__TRY IT__
Everything in the listing below should be repeated verbatim, apart from the pictures.

::: INPUT RECORDS

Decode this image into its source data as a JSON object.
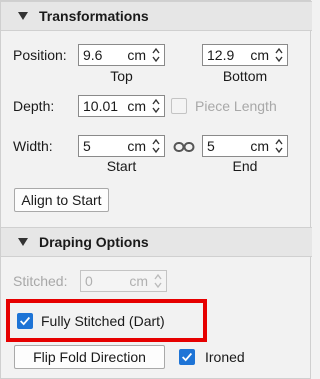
{
  "transformations": {
    "title": "Transformations",
    "position_label": "Position:",
    "position_top": {
      "value": "9.6",
      "unit": "cm"
    },
    "position_bottom": {
      "value": "12.9",
      "unit": "cm"
    },
    "top_label": "Top",
    "bottom_label": "Bottom",
    "depth_label": "Depth:",
    "depth": {
      "value": "10.01",
      "unit": "cm"
    },
    "piece_length_label": "Piece Length",
    "piece_length_checked": false,
    "width_label": "Width:",
    "width_start": {
      "value": "5",
      "unit": "cm"
    },
    "width_end": {
      "value": "5",
      "unit": "cm"
    },
    "start_label": "Start",
    "end_label": "End",
    "align_button": "Align to Start"
  },
  "draping": {
    "title": "Draping Options",
    "stitched_label": "Stitched:",
    "stitched": {
      "value": "0",
      "unit": "cm"
    },
    "fully_stitched_label": "Fully Stitched (Dart)",
    "fully_stitched_checked": true,
    "flip_button": "Flip Fold Direction",
    "ironed_label": "Ironed",
    "ironed_checked": true
  },
  "colors": {
    "accent": "#1e74d6",
    "highlight": "#e60000"
  }
}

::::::

__EXPECTED ANSWER__
Decode this image into its source data as a JSON object.
{
  "transformations": {
    "title": "Transformations",
    "position_label": "Position:",
    "position_top": {
      "value": "9.6",
      "unit": "cm"
    },
    "position_bottom": {
      "value": "12.9",
      "unit": "cm"
    },
    "top_label": "Top",
    "bottom_label": "Bottom",
    "depth_label": "Depth:",
    "depth": {
      "value": "10.01",
      "unit": "cm"
    },
    "piece_length_label": "Piece Length",
    "piece_length_checked": false,
    "width_label": "Width:",
    "width_start": {
      "value": "5",
      "unit": "cm"
    },
    "width_end": {
      "value": "5",
      "unit": "cm"
    },
    "start_label": "Start",
    "end_label": "End",
    "align_button": "Align to Start"
  },
  "draping": {
    "title": "Draping Options",
    "stitched_label": "Stitched:",
    "stitched": {
      "value": "0",
      "unit": "cm"
    },
    "fully_stitched_label": "Fully Stitched (Dart)",
    "fully_stitched_checked": true,
    "flip_button": "Flip Fold Direction",
    "ironed_label": "Ironed",
    "ironed_checked": true
  },
  "colors": {
    "accent": "#1e74d6",
    "highlight": "#e60000"
  }
}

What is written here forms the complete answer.